At Viewport you should know we are a bit fond of some of the architecture from the era of the former Warsaw Pact countries. From Tbilisi (the amazing Ministry of Highways) to Sofia (the Gare Centrale), imagination and ambition were allowed to run freely and some astonishing and experimental buildings were created. And anyway who has been to Moscow, knows they can design a very grand Metro station.
Warsaw’s most famous symbol is the Stalinist Palace of Science and Culture, gifted by Stalin to the Polish people, and built and designed by the Soviets in the early 1950s, and still the tallest building in town. Away from this, the Poles themselves were rapidly rebuilding their city, entirely destroyed by the Nazis (“The city must completely disappear from the surface of the earth” said sweet old Heinrich Himmler) during WWII. One of them had a remarkable talent, Arseniusz Romanowicz, who from 1951 worked in the sufficiently socialist sounding Central Bureau of Studies and Projects Railway Construction. During the next twenty plus years he added some very distinct and wonderful station buildings, and all designed and built without the advantage of CAD software.
Viewport was in town to give a presentation at the GIS Warsaw International Architecture Conference (as you do) but managed to slip out in the dying light of a cold and misty February afternoon to check out Romanowicz’ legacy to the city. They are in a bit of a mixed state of repair – much like the city itself.
The earliest one and now in tip top condition is Warszawa Stadion, built in 1958 fully refurbished for the Uefa Euro 2012 which Poland co-hosted. It’s best feature is the curved concrete canopy that is the entrance to the underpass.
Next up from 1963 and one of the most dramatic is the Ochota Station with its saddle-shaped hyperbolic paraboloid roof (covered in snow when I was there) with its striped black and white mosaic pattern. More exciting to the citizens of Warsaw when it first opened, were the escalators to take passengers down to the platforms from street level.

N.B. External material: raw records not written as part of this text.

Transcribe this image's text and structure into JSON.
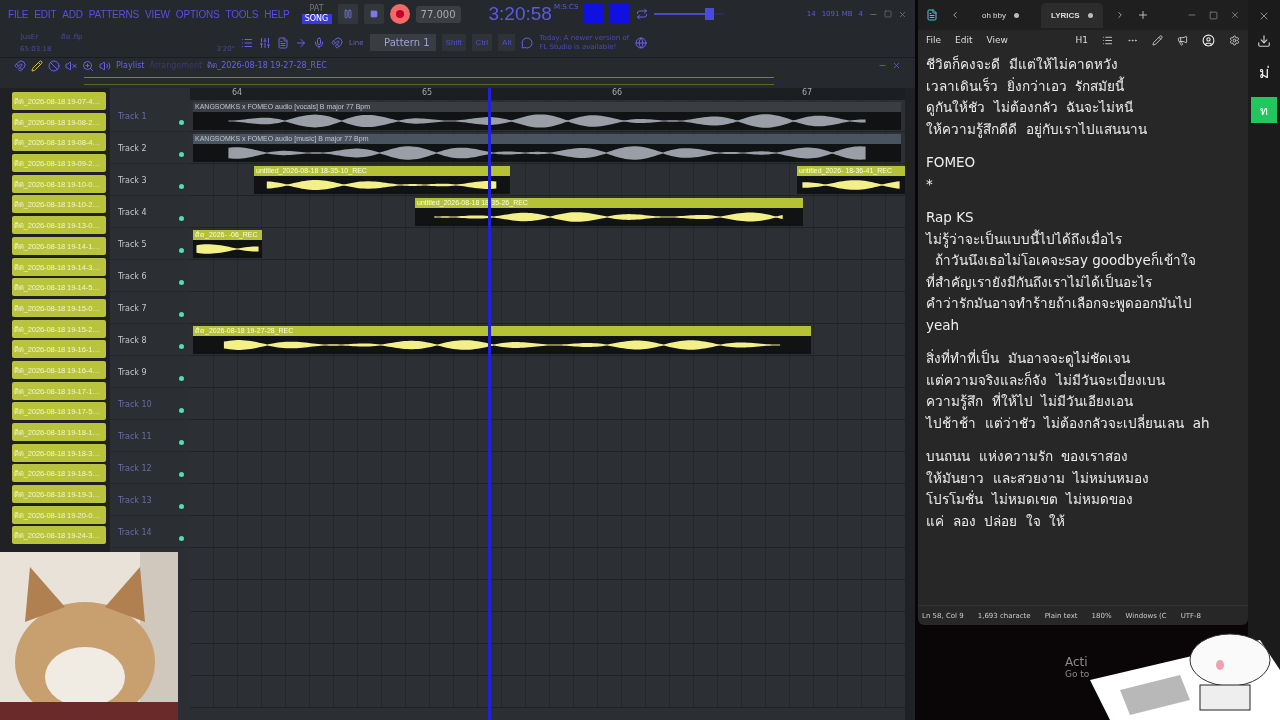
{
  "menu": [
    "FILE",
    "EDIT",
    "ADD",
    "PATTERNS",
    "VIEW",
    "OPTIONS",
    "TOOLS",
    "HELP"
  ],
  "mode_switch": [
    {
      "label": "PAT",
      "selected": false
    },
    {
      "label": "SONG",
      "selected": true
    }
  ],
  "transport": {
    "recording": true,
    "tempo": "77.000",
    "time": "3:20:58",
    "time_unit": "M:S:CS"
  },
  "hint": {
    "user": "]usEr",
    "file": "ดิด.flp",
    "position": "65:03:18",
    "length": "3'20\""
  },
  "volume": {
    "level": 0.78
  },
  "snap": "Line",
  "pattern": "Pattern 1",
  "modifiers": [
    "Shift",
    "Ctrl",
    "Alt"
  ],
  "news": "Today: A newer version of FL Studio is available!",
  "monitor": {
    "cpu": "14",
    "memory": "1091 MB",
    "polyphony": "4"
  },
  "playlist": {
    "title": "Playlist",
    "view": "Arrangement",
    "clip_name": "ดิด_2026-08-18 19-27-28_REC",
    "ruler": [
      "64",
      "65",
      "66",
      "67"
    ],
    "tracks": [
      {
        "label": "Track 1",
        "faded": true,
        "clips": [
          {
            "name": "KANGSOMKS x FOMEO audio [vocals] B major 77 Bpm",
            "kind": "audio",
            "color": "#3a3d42"
          }
        ]
      },
      {
        "label": "Track 2",
        "faded": false,
        "clips": [
          {
            "name": "KANGSOMKS x FOMEO audio [music] B major 77 Bpm",
            "kind": "audio",
            "color": "#4a5360"
          }
        ]
      },
      {
        "label": "Track 3",
        "faded": false,
        "clips": [
          {
            "name": "untitled_2026-08-18 18-35-10_REC",
            "kind": "recording",
            "color": "#b5c235"
          },
          {
            "name": "untitled_2026-  18-36-41_REC",
            "kind": "recording",
            "color": "#b5c235"
          }
        ]
      },
      {
        "label": "Track 4",
        "faded": false,
        "clips": [
          {
            "name": "untitled_2026-08-18 18-35-26_REC",
            "kind": "recording",
            "color": "#b5c235"
          }
        ]
      },
      {
        "label": "Track 5",
        "faded": false,
        "clips": [
          {
            "name": "ดิด_2026-  -06_REC",
            "kind": "recording",
            "color": "#b5c235"
          }
        ]
      },
      {
        "label": "Track 6",
        "faded": false
      },
      {
        "label": "Track 7",
        "faded": false
      },
      {
        "label": "Track 8",
        "faded": false,
        "clips": [
          {
            "name": "ดิด_2026-08-18 19-27-28_REC",
            "kind": "recording",
            "color": "#b5c235"
          }
        ]
      },
      {
        "label": "Track 9",
        "faded": false
      },
      {
        "label": "Track 10",
        "faded": true
      },
      {
        "label": "Track 11",
        "faded": true
      },
      {
        "label": "Track 12",
        "faded": true
      },
      {
        "label": "Track 13",
        "faded": true
      },
      {
        "label": "Track 14",
        "faded": true
      }
    ]
  },
  "browser_clips": [
    "ดิด_2026-08-18 19-07-4…",
    "ดิด_2026-08-18 19-08-2…",
    "ดิด_2026-08-18 19-08-4…",
    "ดิด_2026-08-18 19-09-2…",
    "ดิด_2026-08-18 19-10-0…",
    "ดิด_2026-08-18 19-10-2…",
    "ดิด_2026-08-18 19-13-0…",
    "ดิด_2026-08-18 19-14-1…",
    "ดิด_2026-08-18 19-14-3…",
    "ดิด_2026-08-18 19-14-5…",
    "ดิด_2026-08-18 19-15-0…",
    "ดิด_2026-08-18 19-15-2…",
    "ดิด_2026-08-18 19-16-1…",
    "ดิด_2026-08-18 19-16-4…",
    "ดิด_2026-08-18 19-17-1…",
    "ดิด_2026-08-18 19-17-5…",
    "ดิด_2026-08-18 19-18-1…",
    "ดิด_2026-08-18 19-18-3…",
    "ดิด_2026-08-18 19-18-5…",
    "ดิด_2026-08-18 19-19-3…",
    "ดิด_2026-08-18 19-20-0…",
    "ดิด_2026-08-18 19-24-3…"
  ],
  "notepad": {
    "tabs": [
      {
        "label": "oh bby",
        "selected": false
      },
      {
        "label": "LYRICS",
        "selected": true
      }
    ],
    "menu": [
      "File",
      "Edit",
      "View"
    ],
    "heading": "H1",
    "stanzas": [
      [
        "ชีวิตก็คงจะดี  มีแต่ให้ไม่คาดหวัง",
        "เวลาเดินเร็ว  ยิ่งกว่าเอว  รักสมัยนี้",
        "ดูกันให้ชัว  ไม่ต้องกลัว  ฉันจะไม่หนี",
        "ให้ความรู้สึกดีดี  อยู่กับเราไปแสนนาน"
      ],
      [
        "FOMEO",
        "*"
      ],
      [
        "Rap KS",
        "ไม่รู้ว่าจะเป็นแบบนี้ไปได้ถึงเมื่อไร",
        "  ถ้าวันนึงเธอไม่โอเคจะsay goodbyeก็เข้าใจ",
        "ที่สำคัญเรายังมีกันถึงเราไม่ได้เป็นอะไร",
        "คำว่ารักมันอาจทำร้ายถ้าเลือกจะพูดออกมันไป",
        "yeah"
      ],
      [
        "สิ่งที่ทำที่เป็น  มันอาจจะดูไม่ชัดเจน",
        "แต่ความจริงและก็จัง  ไม่มีวันจะเบี่ยงเบน",
        "ความรู้สึก  ที่ให้ไป  ไม่มีวันเอียงเอน",
        "ไปช้าช้า  แต่ว่าชัว  ไม่ต้องกลัวจะเปลี่ยนเลน  ah"
      ],
      [
        "บนถนน  แห่งความรัก  ของเราสอง",
        "ให้มันยาว  และสวยงาม  ไม่หม่นหมอง",
        "โปรโมชั่น  ไม่หมดเขต  ไม่หมดของ",
        "แค่  ลอง  ปล่อย  ใจ  ให้"
      ]
    ],
    "status": [
      "Ln 58, Col 9",
      "1,693 characte",
      "Plain text",
      "180%",
      "Windows (C",
      "UTF-8"
    ]
  },
  "desktop": {
    "activation": [
      "Acti",
      "Go to"
    ]
  },
  "side_window": {
    "text": "ม่",
    "button": "ท"
  }
}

You had to get in quick because they soon stopped working and remained unrepaired for decades.
Down the line is the Powisle Station with its amazing and expressionistic concrete shelters on the platforms. At one end is a circular ticket office pavilion (now a cool and trendy bar) and at the other end raised above the tunnel exit is another glass and steel ticket office and waiting room pavilion.
In between them all is the Central Station built as a no-expense-spared project, as Warsaw geared itself up to greet Leonid Brezhnev, the Soviet leader, in 1975, who wanted to arrive in town by train. It is completely different in scale with its vast ticket hall and huge winged roof. The Polish president said to Romanowicz:”If you need funds for the construction, don’t worry, they will be found.” Automatic doors were imported from Switzerland, suspended ceilings from Holland, clocks from Italy and marble was liberally used for the walls and stairs. It was intended as a beautiful landmark for the socialist fatherland. The transparency of the ticket hall with its slim concrete columns and huge glazed façade to allow views over the city, has a large staircase leading down to a series of crowded underground shopping tunnels, the overall effect is in some contrast to the futuristic and optimistic style of the earlier stations.

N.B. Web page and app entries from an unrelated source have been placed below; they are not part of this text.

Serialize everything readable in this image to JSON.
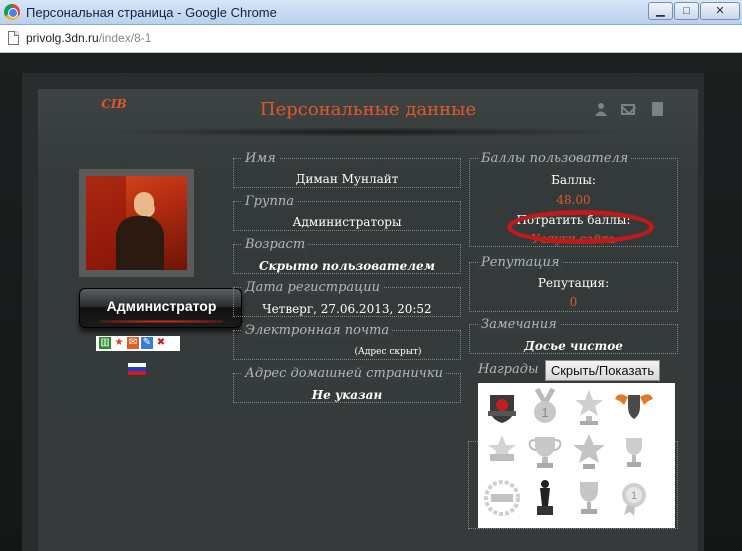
{
  "window": {
    "title": "Персональная страница - Google Chrome",
    "minimize": "▁",
    "maximize": "□",
    "close": "✕"
  },
  "address": {
    "host": "privolg.3dn.ru",
    "path": "/index/8-1"
  },
  "panel": {
    "title": "Персональные данные",
    "icons": [
      "user-icon",
      "mail-icon",
      "document-icon"
    ]
  },
  "profile": {
    "nick": "CIB",
    "group_badge": "Администратор",
    "tool_icons": [
      "stats-icon",
      "star-icon",
      "message-icon",
      "edit-icon",
      "delete-icon"
    ]
  },
  "fields": {
    "name": {
      "label": "Имя",
      "value": "Диман Мунлайт"
    },
    "group": {
      "label": "Группа",
      "value": "Администраторы"
    },
    "age": {
      "label": "Возраст",
      "value": "Скрыто пользователем"
    },
    "registered": {
      "label": "Дата регистрации",
      "value": "Четверг, 27.06.2013, 20:52"
    },
    "email": {
      "label": "Электронная почта",
      "value": "(Адрес скрыт)"
    },
    "homepage": {
      "label": "Адрес домашней странички",
      "value": "Не указан"
    }
  },
  "points": {
    "label": "Баллы пользователя",
    "points_label": "Баллы:",
    "points_value": "48.00",
    "spend_label": "Потратить баллы:",
    "spend_link": "Услуги сайта"
  },
  "reputation": {
    "label": "Репутация",
    "rep_label": "Репутация:",
    "rep_value": "0"
  },
  "remarks": {
    "label": "Замечания",
    "value": "Досье чистое"
  },
  "awards": {
    "label": "Награды",
    "toggle": "Скрыть/Показать",
    "items": [
      "shield-award-icon",
      "medal-award-icon",
      "trophy-star-award-icon",
      "winged-shield-award-icon",
      "star-badge-award-icon",
      "cup-award-icon",
      "star-trophy-award-icon",
      "small-cup-award-icon",
      "laurel-badge-award-icon",
      "oscar-statue-award-icon",
      "gold-cup-award-icon",
      "ribbon-medal-award-icon"
    ]
  },
  "colors": {
    "accent": "#e0582a",
    "highlight": "#c01a1a"
  }
}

Arseniusz Romanowicz’s philosophy was that buildings should be “functional, aesthetic and economic” and together these stations are a symbol of his (and his colleagues’ of course) determination to rebuild the city with some verve and integrity, almost as an affront to the grandiosity and pretension of the city’s main symbol with its backward looking architecture, imposed on the Poles by the Soviets.